The hepatobiliary iminodiacetic acid or HIDA scan is used to detect problems of the liver, gallbladder, and bile ducts. In a HIDA scan, a small amount of radiopharmaceutical is given to you through a vein in your arm. This radiopharmaceutical travels through your bloodstream, and is taken up by your liver. It is then secreted into the bile ducts, where it either passes into the intestine, or is stored by the gallbladder. The exam either ends at that point, or your provider may also order an assessment of gallbladder contraction, for which an additional compound is infused. A specialized scanner is used to record the progress of the radiopharmaceutical, and is used to assess gallbladder contraction.
- Gallbladder inflammation (cholecystitis)
- Chronic gallbladder dysfunction
- Bile duct blockage (due to gallstones, tumors, or after surgery)
- Congenital bile duct abnormality (present since birth)
- Complications after liver or GI surgery (bile leaks, blockages, and fistulas which are abnormal connections within the digestive system)
- Liver transplant assessment (to determine how well a transplanted liver is functioning)
- The procedure takes about one to four hours to complete, depending on the scans needed.
- You will be asked to remove jewelry or other metal objects and change into a gown for the exam.
- You will be helped onto an examination table where you will lay flat on your back for the exam.
- Your paramedic or technologist will insert a catheter (tiny tube) into a small vein in your arm. The radiopharmaceutical will be injected through the catheter. Additional compounds such morphine may be injected to help visualize the gallbladder.
- A specialized scanner will be used to take images of your abdominal area while the radiopharmaceutical moves from your liver into your gallbladder and intestine.
- After the procedure, you can return to your normal activities. The radiopharmaceutical is eliminated in your stool.

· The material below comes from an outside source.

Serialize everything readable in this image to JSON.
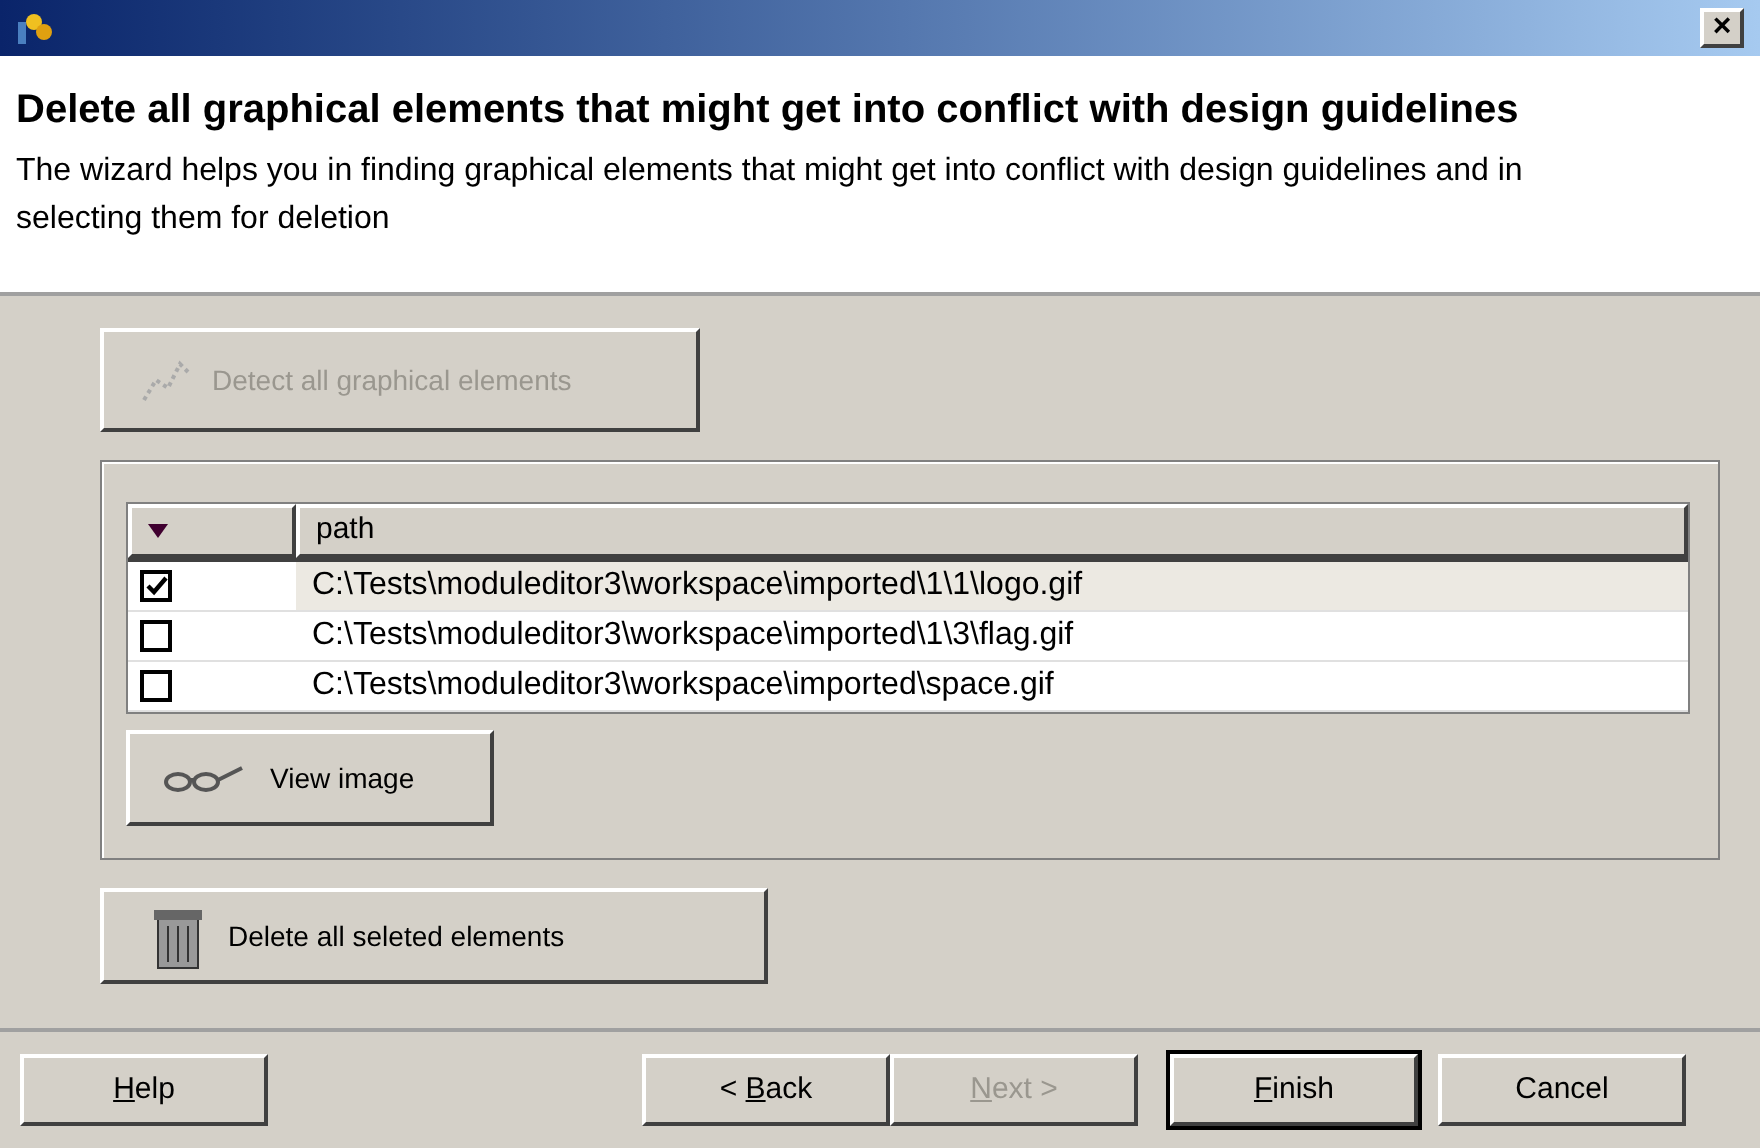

- You will be asked to fast for 4 hours prior to the exam. You may be allowed to drink clear liquids and take your medications as usual—please discuss medications this with your ARA scheduler and your health care provider.
- Be sure to tell the technologist about any illness or allergies you may have. Also, provide a list of your current medications and supplements.
- Tell the technologist if you might be pregnant or are breastfeeding. There may be an alternate exam to avoid any risk to the developing baby.
A radiologist who is trained to interpret Molecular Radiology examinations will analyze the images and send a report to the provider who referred you to ARA. The provider will then share the results with you. Your report will also be available on the patient portal within 15 days.